As citizens of a Parliamentary democracy, the people of Canada have the right to elect members to the House of Commons in Ottawa, as well as electing representatives to the legislature of their province or territory. Elected representatives have responsibility for creating laws, deciding upon and checking expenditure, and holding the government to account. Cabinet ministers can be held responsible by these elected representatives; if they lose a no-confidence vote of the legislature, the government must resign.
There are three elements to the Canadian Parliament: the Sovereign (Queen/King), the Senate and the House of Commons. In the provincial legislatures there are elected assemblies and Lieutenant Governors.
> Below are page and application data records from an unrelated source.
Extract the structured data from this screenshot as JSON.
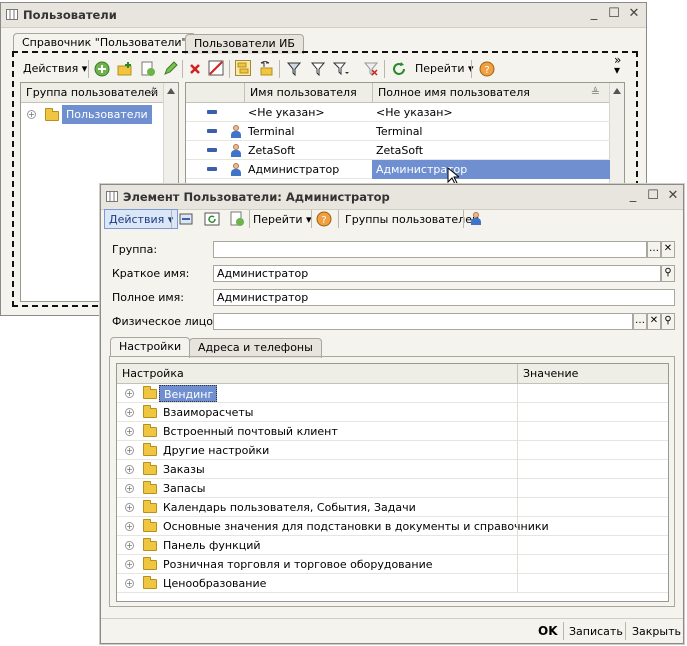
{
  "back": {
    "title": "Пользователи",
    "tabs": [
      "Справочник \"Пользователи\"",
      "Пользователи ИБ"
    ],
    "toolbar": {
      "actions": "Действия",
      "goto": "Перейти",
      "more": "»"
    },
    "left_header": "Группа пользователей",
    "tree_item": "Пользователи",
    "columns": [
      "Имя пользователя",
      "Полное имя пользователя"
    ],
    "rows": [
      {
        "name": "<Не указан>",
        "full": "<Не указан>"
      },
      {
        "name": "Terminal",
        "full": "Terminal"
      },
      {
        "name": "ZetaSoft",
        "full": "ZetaSoft"
      },
      {
        "name": "Администратор",
        "full": "Администратор"
      }
    ]
  },
  "front": {
    "title": "Элемент Пользователи: Администратор",
    "toolbar": {
      "actions": "Действия",
      "goto": "Перейти",
      "groups": "Группы пользователей"
    },
    "fields": {
      "group_label": "Группа:",
      "group_value": "",
      "short_label": "Краткое имя:",
      "short_value": "Администратор",
      "full_label": "Полное имя:",
      "full_value": "Администратор",
      "person_label": "Физическое лицо:",
      "person_value": ""
    },
    "tabs": [
      "Настройки",
      "Адреса и телефоны"
    ],
    "settings_header": {
      "setting": "Настройка",
      "value": "Значение"
    },
    "settings": [
      "Вендинг",
      "Взаиморасчеты",
      "Встроенный почтовый клиент",
      "Другие настройки",
      "Заказы",
      "Запасы",
      "Календарь пользователя, События, Задачи",
      "Основные значения для подстановки в документы и справочники",
      "Панель функций",
      "Розничная торговля и торговое оборудование",
      "Ценообразование"
    ],
    "footer": {
      "ok": "OK",
      "save": "Записать",
      "close": "Закрыть"
    }
  }
}
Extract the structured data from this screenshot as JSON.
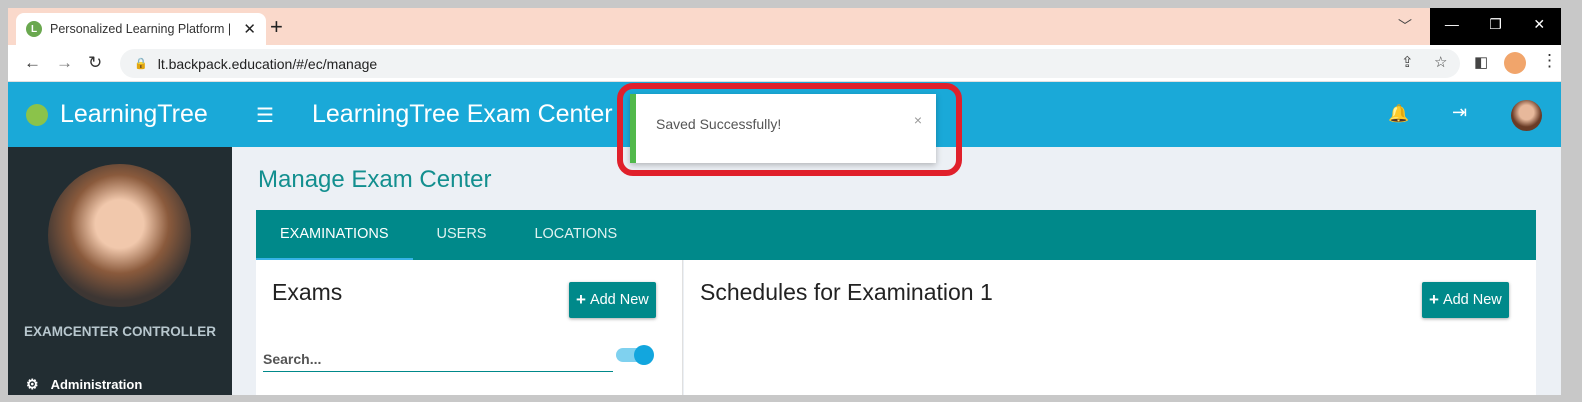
{
  "browser": {
    "tab_title": "Personalized Learning Platform |",
    "tab_close": "✕",
    "new_tab": "+",
    "url": "lt.backpack.education/#/ec/manage",
    "window_controls": [
      "—",
      "❐",
      "✕"
    ]
  },
  "header": {
    "brand": "LearningTree",
    "title": "LearningTree Exam Center"
  },
  "sidebar": {
    "role": "EXAMCENTER CONTROLLER",
    "items": [
      {
        "label": "Administration"
      }
    ]
  },
  "main": {
    "page_title": "Manage Exam Center",
    "tabs": [
      {
        "label": "EXAMINATIONS"
      },
      {
        "label": "USERS"
      },
      {
        "label": "LOCATIONS"
      }
    ],
    "exams": {
      "title": "Exams",
      "add_label": "Add New",
      "search_placeholder": "Search..."
    },
    "schedules": {
      "title": "Schedules for Examination 1",
      "add_label": "Add New"
    }
  },
  "toast": {
    "message": "Saved Successfully!",
    "close": "×"
  },
  "colors": {
    "header": "#1aa9d8",
    "teal": "#00898a",
    "sidebar": "#222d32",
    "highlight": "#e0202b",
    "success": "#51b94b"
  }
}
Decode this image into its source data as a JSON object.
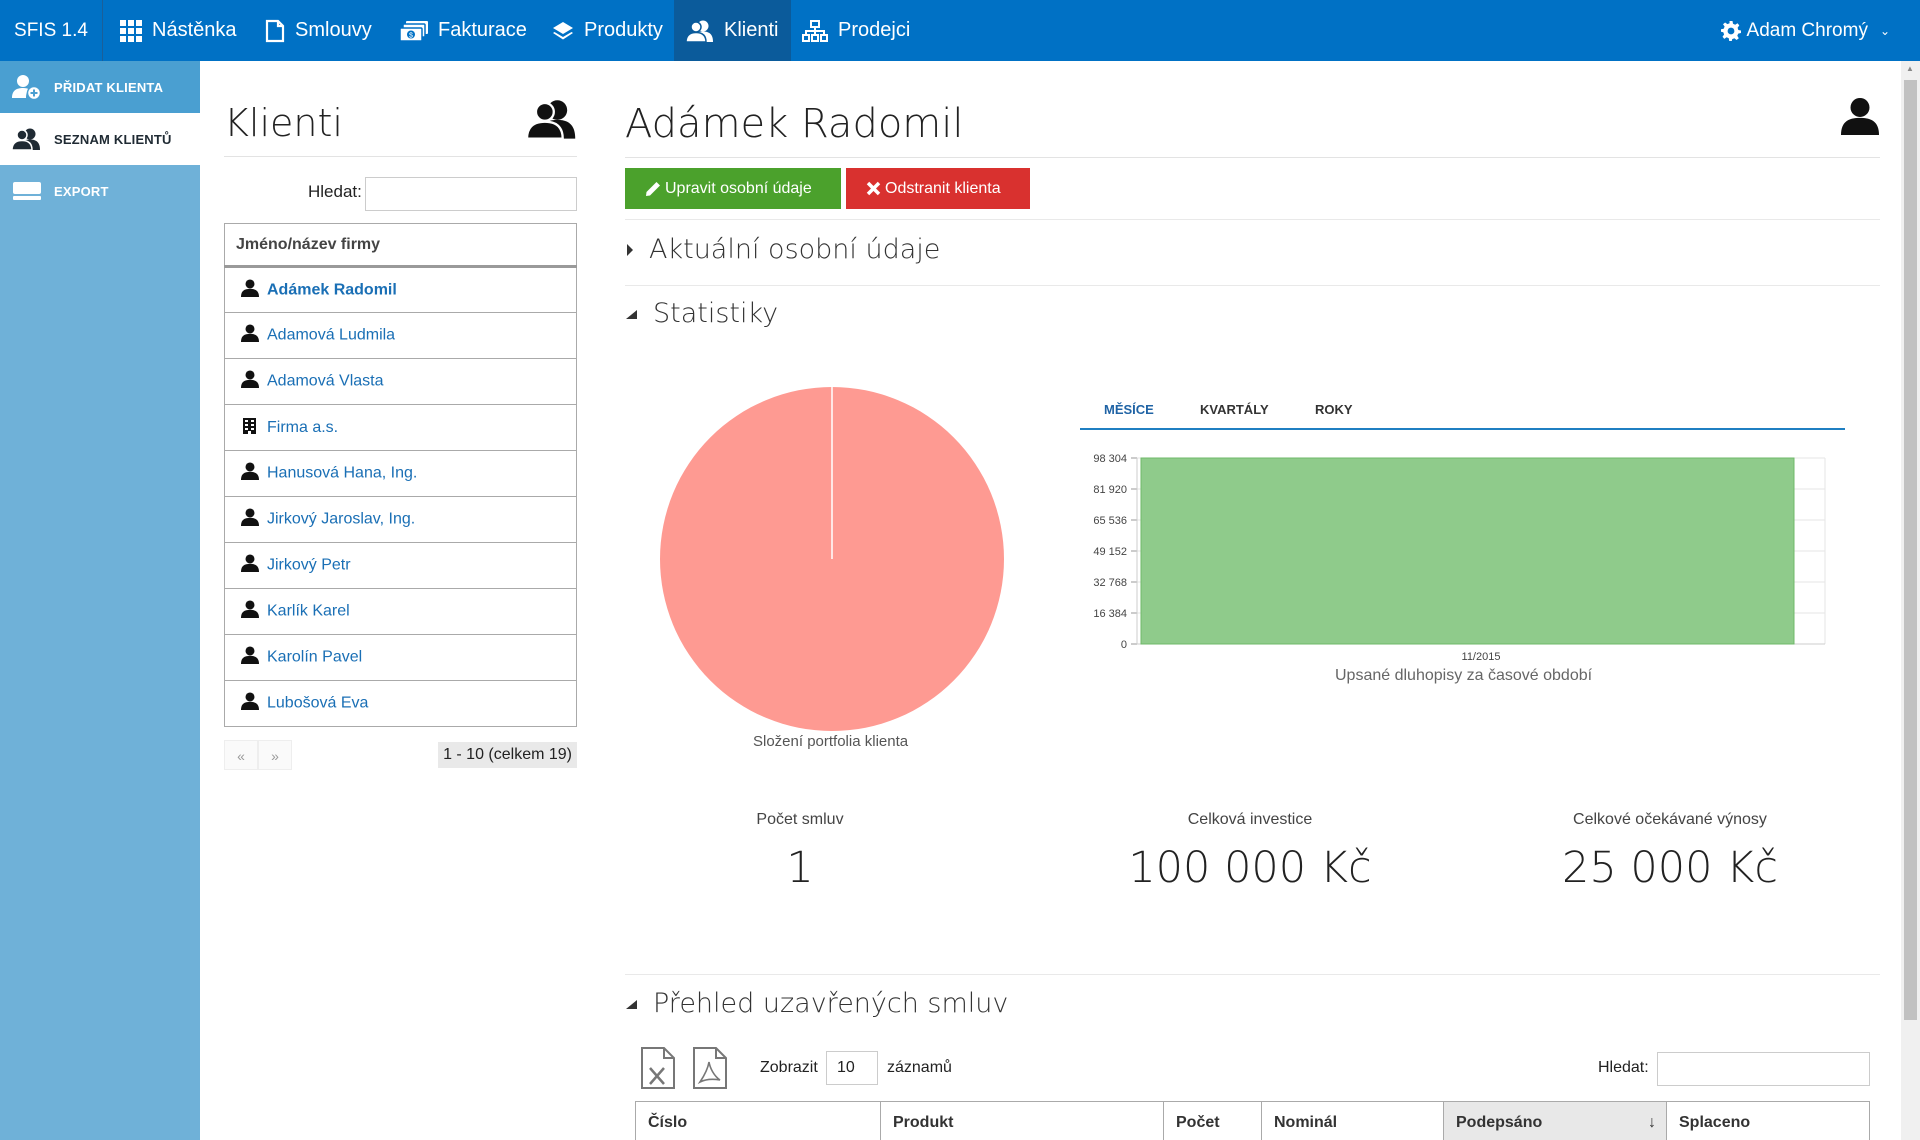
{
  "app": {
    "brand": "SFIS 1.4"
  },
  "nav": [
    {
      "label": "Nástěnka",
      "icon": "grid-icon"
    },
    {
      "label": "Smlouvy",
      "icon": "document-icon"
    },
    {
      "label": "Fakturace",
      "icon": "money-icon"
    },
    {
      "label": "Produkty",
      "icon": "layers-icon"
    },
    {
      "label": "Klienti",
      "icon": "users-icon",
      "active": true
    },
    {
      "label": "Prodejci",
      "icon": "hierarchy-icon"
    }
  ],
  "user": {
    "name": "Adam Chromý"
  },
  "sidebar": [
    {
      "label": "PŘIDAT KLIENTA",
      "icon": "add-user-icon"
    },
    {
      "label": "SEZNAM KLIENTŮ",
      "icon": "users-icon",
      "selected": true
    },
    {
      "label": "EXPORT",
      "icon": "export-icon"
    }
  ],
  "clientList": {
    "title": "Klienti",
    "searchLabel": "Hledat:",
    "columnHeader": "Jméno/název firmy",
    "rows": [
      {
        "name": "Adámek Radomil",
        "type": "person",
        "active": true
      },
      {
        "name": "Adamová Ludmila",
        "type": "person"
      },
      {
        "name": "Adamová Vlasta",
        "type": "person"
      },
      {
        "name": "Firma a.s.",
        "type": "company"
      },
      {
        "name": "Hanusová Hana, Ing.",
        "type": "person"
      },
      {
        "name": "Jirkový Jaroslav, Ing.",
        "type": "person"
      },
      {
        "name": "Jirkový Petr",
        "type": "person"
      },
      {
        "name": "Karlík Karel",
        "type": "person"
      },
      {
        "name": "Karolín Pavel",
        "type": "person"
      },
      {
        "name": "Lubošová Eva",
        "type": "person"
      }
    ],
    "pager": {
      "prev": "«",
      "next": "»",
      "count": "1 - 10 (celkem 19)"
    }
  },
  "detail": {
    "name": "Adámek Radomil",
    "editButton": "Upravit osobní údaje",
    "deleteButton": "Odstranit klienta",
    "sectionPersonal": "Aktuální osobní údaje",
    "sectionStats": "Statistiky",
    "pieLabel": "Složení portfolia klienta",
    "tabs": [
      {
        "label": "MĚSÍCE",
        "active": true
      },
      {
        "label": "KVARTÁLY"
      },
      {
        "label": "ROKY"
      }
    ],
    "barTitle": "Upsané dluhopisy za časové období",
    "stats": [
      {
        "label": "Počet smluv",
        "value": "1"
      },
      {
        "label": "Celková investice",
        "value": "100 000 Kč"
      },
      {
        "label": "Celkové očekávané výnosy",
        "value": "25 000 Kč"
      }
    ],
    "sectionContracts": "Přehled uzavřených smluv",
    "showLabel": "Zobrazit",
    "showValue": "10",
    "showSuffix": "záznamů",
    "searchLabel": "Hledat:",
    "contractColumns": [
      "Číslo",
      "Produkt",
      "Počet",
      "Nominál",
      "Podepsáno",
      "Splaceno"
    ],
    "sortArrow": "↓"
  },
  "chart_data": [
    {
      "type": "pie",
      "title": "Složení portfolia klienta",
      "values": [
        100
      ],
      "colors": [
        "#fe9a92"
      ]
    },
    {
      "type": "bar",
      "title": "Upsané dluhopisy za časové období",
      "categories": [
        "11/2015"
      ],
      "values": [
        98304
      ],
      "ylim": [
        0,
        98304
      ],
      "yticks": [
        "0",
        "16 384",
        "32 768",
        "49 152",
        "65 536",
        "81 920",
        "98 304"
      ],
      "color": "#8fcb8b",
      "grid": true
    }
  ]
}
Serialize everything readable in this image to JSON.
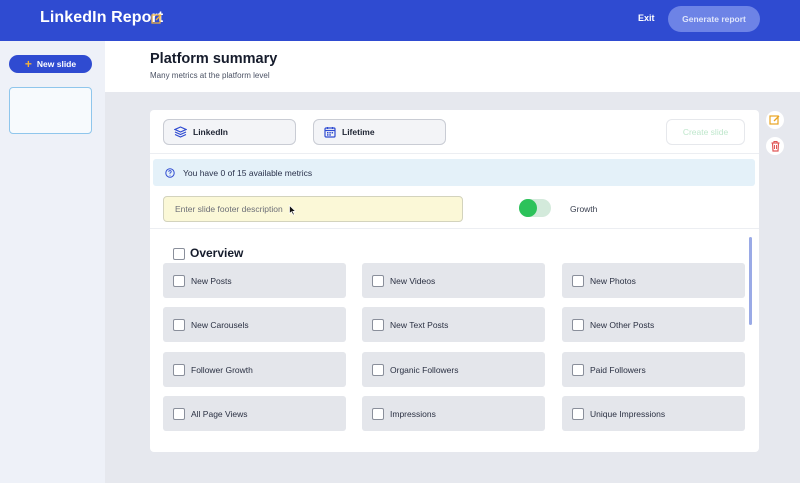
{
  "header": {
    "title": "LinkedIn Report",
    "exit_label": "Exit",
    "generate_label": "Generate report"
  },
  "sidebar": {
    "new_slide_label": "New slide"
  },
  "page": {
    "title": "Platform summary",
    "subtitle": "Many metrics at the platform level"
  },
  "controls": {
    "platform": "LinkedIn",
    "period": "Lifetime",
    "create_label": "Create slide",
    "info_text": "You have 0 of 15 available metrics",
    "footer_placeholder": "Enter slide footer description",
    "footer_value": "",
    "growth_label": "Growth",
    "growth_enabled": true
  },
  "section": {
    "title": "Overview",
    "metrics": [
      {
        "label": "New Posts",
        "checked": false
      },
      {
        "label": "New Videos",
        "checked": false
      },
      {
        "label": "New Photos",
        "checked": false
      },
      {
        "label": "New Carousels",
        "checked": false
      },
      {
        "label": "New Text Posts",
        "checked": false
      },
      {
        "label": "New Other Posts",
        "checked": false
      },
      {
        "label": "Follower Growth",
        "checked": false
      },
      {
        "label": "Organic Followers",
        "checked": false
      },
      {
        "label": "Paid Followers",
        "checked": false
      },
      {
        "label": "All Page Views",
        "checked": false
      },
      {
        "label": "Impressions",
        "checked": false
      },
      {
        "label": "Unique Impressions",
        "checked": false
      }
    ]
  },
  "icons": {
    "edit_title": "edit-icon",
    "platform": "layers-icon",
    "period": "calendar-icon",
    "info": "help-circle-icon",
    "side_edit": "edit-icon",
    "side_delete": "trash-icon"
  },
  "colors": {
    "brand": "#2f4bd1",
    "toggle_on": "#2cc25a",
    "edit_accent": "#e9a321",
    "delete_accent": "#e05757"
  }
}
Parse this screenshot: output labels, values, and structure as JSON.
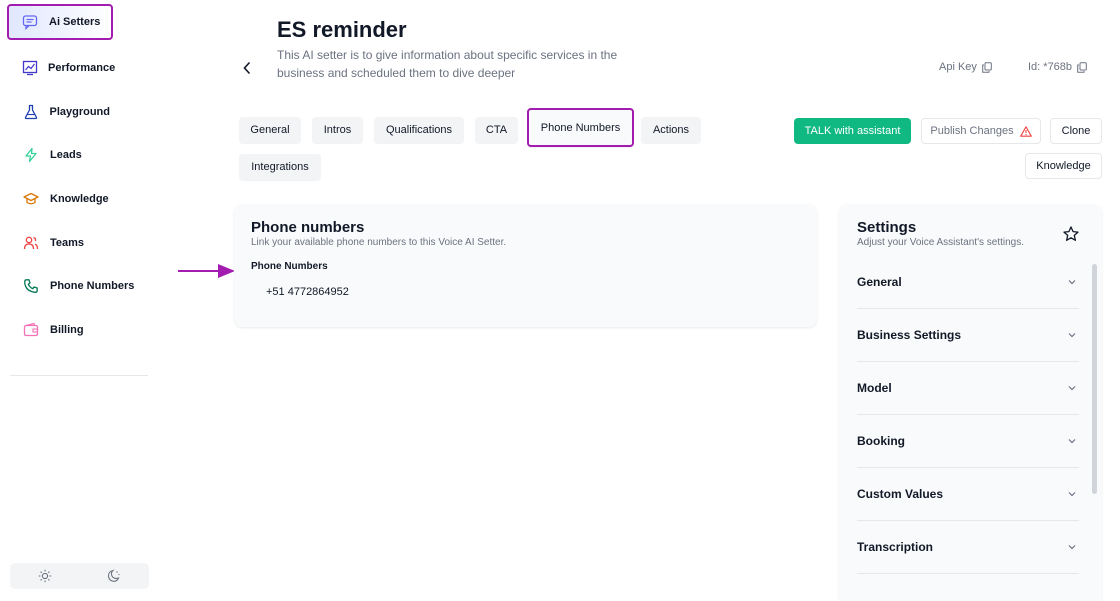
{
  "sidebar": {
    "items": [
      {
        "label": "Ai Setters",
        "icon": "chat-bubble-icon",
        "active": true
      },
      {
        "label": "Performance",
        "icon": "chart-icon"
      },
      {
        "label": "Playground",
        "icon": "flask-icon"
      },
      {
        "label": "Leads",
        "icon": "lightning-icon"
      },
      {
        "label": "Knowledge",
        "icon": "graduation-cap-icon"
      },
      {
        "label": "Teams",
        "icon": "users-icon"
      },
      {
        "label": "Phone Numbers",
        "icon": "phone-icon"
      },
      {
        "label": "Billing",
        "icon": "wallet-icon"
      }
    ],
    "theme_icons": [
      "sun-icon",
      "moon-icon"
    ]
  },
  "header": {
    "title": "ES reminder",
    "description": "This AI setter is to give information about specific services in the business and scheduled them to dive deeper",
    "api_key_label": "Api Key",
    "id_label": "Id: *768b"
  },
  "tabs": [
    {
      "label": "General"
    },
    {
      "label": "Intros"
    },
    {
      "label": "Qualifications"
    },
    {
      "label": "CTA"
    },
    {
      "label": "Phone Numbers",
      "active": true
    },
    {
      "label": "Actions"
    },
    {
      "label": "Integrations"
    }
  ],
  "actions": {
    "talk_label": "TALK with assistant",
    "publish_label": "Publish Changes",
    "clone_label": "Clone",
    "knowledge_label": "Knowledge"
  },
  "phone_panel": {
    "title": "Phone numbers",
    "subtitle": "Link your available phone numbers to this Voice AI Setter.",
    "field_label": "Phone Numbers",
    "value": "+51 4772864952"
  },
  "settings": {
    "title": "Settings",
    "subtitle": "Adjust your Voice Assistant's settings.",
    "sections": [
      {
        "label": "General"
      },
      {
        "label": "Business Settings"
      },
      {
        "label": "Model"
      },
      {
        "label": "Booking"
      },
      {
        "label": "Custom Values"
      },
      {
        "label": "Transcription"
      }
    ]
  },
  "colors": {
    "accent_purple": "#a21caf",
    "talk_green": "#10b981",
    "warning": "#ef4444"
  }
}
The members of the Cabinet in the federal government are chosen by the Prime Minister; the Prime Minister and the Cabinet together are responsible for federal government policy and actions. The House of Commons is the elected portion of the legislature, with all members voted for by Canadian citizens, usually every four years. The Governor General appoints Senators with guidance from the Prime Minister; Senators serve until they reach the age of 75. Any proposals for new laws are put before the House of Commons and the Senate as bills; for a Bill to become a new law, it must be passed by a majority in the House of Commons and the Senate and then be given Royal assent, which the Governor General does as a proxy for the Sovereign.
Every Canadian citizen is allowed to vote in their democracy, and they are encouraged to do so. After the age of 18, every Canadian should ideally support the democratic institutions by voting in elections for federal, provincial/territorial and municipal legislatures.